I had a chance to talk with… Hardeep Gulati at Oracle about the recent Agile PLM 9.3 product release. Product analytics has been, and still is for the most part, a gap in the PLM market. So considering Oracle’s acquisitions of Hyperion and Agile in recent years, it’s not a surprise that the Oracle 9.3 PLM release is focused squarely on this area. The challenge is making this product intelligence consumable to each of the different roles along the value chain – engineering and design, manufacturing and supply chain, marketing and sales. Make the information easy to access and relevant, or you’ll have a nice analytics tool that no one uses. Oracle realizes this and has also focused the release on enhancing an already good (based on conversations over the past year with Agile users) user experience by adding “productivity tools” – for example drag and drop, inline editing, and more personalization. The company will focus their next release on leveraging their portal technology for a common user interface – a critical component of their strategy.

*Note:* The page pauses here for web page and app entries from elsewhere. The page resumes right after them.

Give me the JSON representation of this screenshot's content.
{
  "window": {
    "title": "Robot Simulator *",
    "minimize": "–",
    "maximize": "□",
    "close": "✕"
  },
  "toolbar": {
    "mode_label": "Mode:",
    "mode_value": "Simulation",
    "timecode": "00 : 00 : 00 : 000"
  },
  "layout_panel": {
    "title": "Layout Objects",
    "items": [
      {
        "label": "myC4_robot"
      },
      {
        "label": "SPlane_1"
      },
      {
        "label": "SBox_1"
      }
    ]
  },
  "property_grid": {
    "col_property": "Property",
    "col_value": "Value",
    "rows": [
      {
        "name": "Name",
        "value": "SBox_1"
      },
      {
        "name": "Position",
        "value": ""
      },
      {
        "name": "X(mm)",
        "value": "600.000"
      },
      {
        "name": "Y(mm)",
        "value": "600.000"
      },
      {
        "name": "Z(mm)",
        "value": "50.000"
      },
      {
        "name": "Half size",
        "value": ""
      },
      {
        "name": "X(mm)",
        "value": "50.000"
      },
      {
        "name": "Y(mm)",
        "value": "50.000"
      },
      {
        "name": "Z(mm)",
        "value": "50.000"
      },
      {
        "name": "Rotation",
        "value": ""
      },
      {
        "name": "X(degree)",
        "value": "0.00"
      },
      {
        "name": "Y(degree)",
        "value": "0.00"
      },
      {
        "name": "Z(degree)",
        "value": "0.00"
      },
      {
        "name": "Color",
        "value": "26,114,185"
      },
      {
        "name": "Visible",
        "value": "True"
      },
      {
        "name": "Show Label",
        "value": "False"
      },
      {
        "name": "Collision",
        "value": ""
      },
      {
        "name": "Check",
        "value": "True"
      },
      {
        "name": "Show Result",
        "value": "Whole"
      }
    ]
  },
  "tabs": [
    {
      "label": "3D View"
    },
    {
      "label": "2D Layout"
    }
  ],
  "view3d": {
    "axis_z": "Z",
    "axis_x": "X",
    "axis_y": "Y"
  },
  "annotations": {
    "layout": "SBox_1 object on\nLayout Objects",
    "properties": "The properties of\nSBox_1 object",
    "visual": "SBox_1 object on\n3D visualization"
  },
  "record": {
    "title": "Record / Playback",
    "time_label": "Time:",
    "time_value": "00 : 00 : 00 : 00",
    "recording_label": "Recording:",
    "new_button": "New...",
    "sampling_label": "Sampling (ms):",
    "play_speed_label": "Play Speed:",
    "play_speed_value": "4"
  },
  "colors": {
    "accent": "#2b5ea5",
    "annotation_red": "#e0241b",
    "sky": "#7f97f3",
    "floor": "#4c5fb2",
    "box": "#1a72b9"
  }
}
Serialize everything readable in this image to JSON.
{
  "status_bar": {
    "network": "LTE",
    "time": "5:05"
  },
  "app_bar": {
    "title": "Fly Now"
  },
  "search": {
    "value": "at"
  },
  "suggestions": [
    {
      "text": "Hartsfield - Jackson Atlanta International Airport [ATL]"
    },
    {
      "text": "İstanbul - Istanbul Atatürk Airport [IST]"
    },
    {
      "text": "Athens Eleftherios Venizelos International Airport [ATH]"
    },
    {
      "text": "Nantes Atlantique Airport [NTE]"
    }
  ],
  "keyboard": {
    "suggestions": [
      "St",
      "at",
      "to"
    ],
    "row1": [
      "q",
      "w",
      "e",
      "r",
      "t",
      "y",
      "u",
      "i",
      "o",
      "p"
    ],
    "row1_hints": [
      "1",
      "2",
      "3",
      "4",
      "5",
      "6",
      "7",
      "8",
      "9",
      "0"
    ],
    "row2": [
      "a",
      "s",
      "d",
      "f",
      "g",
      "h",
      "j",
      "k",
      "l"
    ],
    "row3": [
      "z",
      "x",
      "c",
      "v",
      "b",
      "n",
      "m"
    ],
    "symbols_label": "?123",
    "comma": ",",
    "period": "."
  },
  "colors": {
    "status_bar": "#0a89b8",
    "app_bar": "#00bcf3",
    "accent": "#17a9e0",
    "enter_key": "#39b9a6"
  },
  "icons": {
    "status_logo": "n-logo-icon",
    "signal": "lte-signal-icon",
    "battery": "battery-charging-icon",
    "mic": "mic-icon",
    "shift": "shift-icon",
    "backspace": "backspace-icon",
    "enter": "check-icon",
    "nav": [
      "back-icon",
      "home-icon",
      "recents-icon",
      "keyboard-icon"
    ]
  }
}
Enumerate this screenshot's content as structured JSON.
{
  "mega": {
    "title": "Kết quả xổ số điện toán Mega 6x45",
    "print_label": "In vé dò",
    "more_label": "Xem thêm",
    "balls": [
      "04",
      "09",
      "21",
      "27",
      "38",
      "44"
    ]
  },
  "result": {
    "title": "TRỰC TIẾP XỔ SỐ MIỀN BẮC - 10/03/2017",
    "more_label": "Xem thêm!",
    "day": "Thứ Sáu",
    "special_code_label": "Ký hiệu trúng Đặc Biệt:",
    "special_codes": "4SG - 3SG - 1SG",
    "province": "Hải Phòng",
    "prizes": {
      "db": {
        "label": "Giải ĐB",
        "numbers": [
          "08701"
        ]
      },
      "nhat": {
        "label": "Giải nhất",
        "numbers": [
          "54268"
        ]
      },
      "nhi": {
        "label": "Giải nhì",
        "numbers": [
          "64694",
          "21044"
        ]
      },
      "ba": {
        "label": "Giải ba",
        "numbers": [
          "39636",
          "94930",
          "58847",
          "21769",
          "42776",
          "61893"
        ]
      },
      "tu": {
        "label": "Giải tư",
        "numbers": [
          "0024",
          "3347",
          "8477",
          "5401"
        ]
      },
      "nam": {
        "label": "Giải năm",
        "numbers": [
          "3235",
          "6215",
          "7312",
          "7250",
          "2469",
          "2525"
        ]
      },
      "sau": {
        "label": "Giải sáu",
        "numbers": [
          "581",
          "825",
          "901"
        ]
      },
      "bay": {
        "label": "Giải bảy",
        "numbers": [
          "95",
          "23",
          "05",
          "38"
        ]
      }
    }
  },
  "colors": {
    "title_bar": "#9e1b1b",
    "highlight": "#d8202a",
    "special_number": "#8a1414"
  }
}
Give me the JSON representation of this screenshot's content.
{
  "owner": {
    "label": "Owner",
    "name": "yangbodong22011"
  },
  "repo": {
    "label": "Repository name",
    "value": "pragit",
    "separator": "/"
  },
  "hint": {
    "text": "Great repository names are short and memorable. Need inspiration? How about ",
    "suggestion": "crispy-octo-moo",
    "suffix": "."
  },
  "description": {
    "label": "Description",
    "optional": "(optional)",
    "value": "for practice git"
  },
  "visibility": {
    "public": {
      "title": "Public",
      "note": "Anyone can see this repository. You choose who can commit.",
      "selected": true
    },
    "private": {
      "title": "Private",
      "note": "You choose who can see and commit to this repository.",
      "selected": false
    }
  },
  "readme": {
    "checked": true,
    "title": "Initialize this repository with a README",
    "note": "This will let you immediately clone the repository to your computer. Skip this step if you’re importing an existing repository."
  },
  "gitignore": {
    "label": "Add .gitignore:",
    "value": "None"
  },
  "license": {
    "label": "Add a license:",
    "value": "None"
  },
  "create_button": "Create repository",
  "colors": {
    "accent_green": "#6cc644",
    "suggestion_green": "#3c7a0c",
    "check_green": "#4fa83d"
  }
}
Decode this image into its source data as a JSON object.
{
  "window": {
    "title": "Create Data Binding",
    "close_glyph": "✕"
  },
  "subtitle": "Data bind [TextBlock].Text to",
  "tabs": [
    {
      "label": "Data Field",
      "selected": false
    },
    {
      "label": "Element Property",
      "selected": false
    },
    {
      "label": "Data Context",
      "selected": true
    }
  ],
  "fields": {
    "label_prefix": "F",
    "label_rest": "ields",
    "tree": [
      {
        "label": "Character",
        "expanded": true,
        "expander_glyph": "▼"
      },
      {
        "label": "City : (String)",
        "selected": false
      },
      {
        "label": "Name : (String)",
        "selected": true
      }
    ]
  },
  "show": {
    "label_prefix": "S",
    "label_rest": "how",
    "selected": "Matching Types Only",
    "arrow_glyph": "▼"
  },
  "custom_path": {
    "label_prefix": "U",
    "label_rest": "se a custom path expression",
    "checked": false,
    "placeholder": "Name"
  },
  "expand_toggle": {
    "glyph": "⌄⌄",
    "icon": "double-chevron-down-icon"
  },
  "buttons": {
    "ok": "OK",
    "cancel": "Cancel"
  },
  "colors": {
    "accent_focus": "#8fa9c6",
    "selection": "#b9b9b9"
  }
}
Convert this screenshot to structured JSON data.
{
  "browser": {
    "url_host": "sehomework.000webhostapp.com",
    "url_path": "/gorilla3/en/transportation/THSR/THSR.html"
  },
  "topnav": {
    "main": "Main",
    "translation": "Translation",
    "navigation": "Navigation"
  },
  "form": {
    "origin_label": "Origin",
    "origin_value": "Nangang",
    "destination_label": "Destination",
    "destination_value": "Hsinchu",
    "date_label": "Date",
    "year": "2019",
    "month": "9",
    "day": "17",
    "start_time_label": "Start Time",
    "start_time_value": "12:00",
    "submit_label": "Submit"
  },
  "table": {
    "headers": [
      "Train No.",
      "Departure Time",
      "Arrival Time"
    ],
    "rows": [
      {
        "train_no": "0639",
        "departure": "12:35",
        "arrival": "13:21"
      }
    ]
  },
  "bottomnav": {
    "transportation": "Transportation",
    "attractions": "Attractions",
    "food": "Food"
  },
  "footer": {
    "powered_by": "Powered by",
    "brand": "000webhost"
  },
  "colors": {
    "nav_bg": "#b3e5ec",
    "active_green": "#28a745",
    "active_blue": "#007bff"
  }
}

I had a chance to talk with…the Dassault Systemes team about their recent V6R2010 product release. They reinforced their key messages during the conversation: SOA based on a single data model, powered by ENOVIA, leveraging 3D as a media. They also continue to speak of PLM 2.0, referring to the maturation of PLM from an engineering workgroup application to an value chain wide new product development and launch platform. I agree with this assertion – PLM has evolved in recent years to include the front end of innovation, product portfolio management, and direct materials sourcing; I always believed these were aspects of the PLM footprint, but organizations still approached each aspect of the product lifecycle in a siloed fashion. Now with this release, these tenets are accessible to the SMB market as well.
What I learned this week…came from the joint IBM and Siemens PLM event announcing the enhanced strategic alliance between Siemens PLM, IBM Software, and IBM Global Business Services (GBS). The relationship between IBM and Siemens PLM is not new; baking in Websphere and Information Management (DB2), a.k.a. the PDIF (Product Development Integration Framework), and IBM’s SOA
What I learned this week… came from conversations with manufacturers and SaaS vendors over the past year. I believe the market is ripe for a SaaS approach to PLM. When it comes to product development, every organization strives for efficiency, flexibility, better collaboration (internally and externally), and easier upgrades. Yet, business models that could enable such benefits, such as Software-as-a-service (SaaS), or even SOA, has not been widely adopted to support product lifecycle management. The ongoing economic malaise, however, is driving manufacturers to rethink how they deploy PLM, and other enterprise software systems.
I had a chance to talk with… the team at Sopheon about their recent product enhancement in the customer needs management (CNM) space. Through an OEM agreement with German based idea management vendor, Hype Software, the product portfolio management company has announced Idea Lab, an idea discovery, management, collaboration and analytic offering – areas that were partially addressed by their existing idea management offering. With Sopheon’s existing portfolio management and product planning/roadmapping strengths, these additional capabilities at the very front end of innovation give it a strong offering in the customer needs management space.
What I learned this week… came from The Front End of Innovation event in Boston. One thing that stuck in my mind from the event, based on conversations with end users and from presentations, is the lack of connection between the front end of innovation and the rest of the product lifecycle. Customers seem content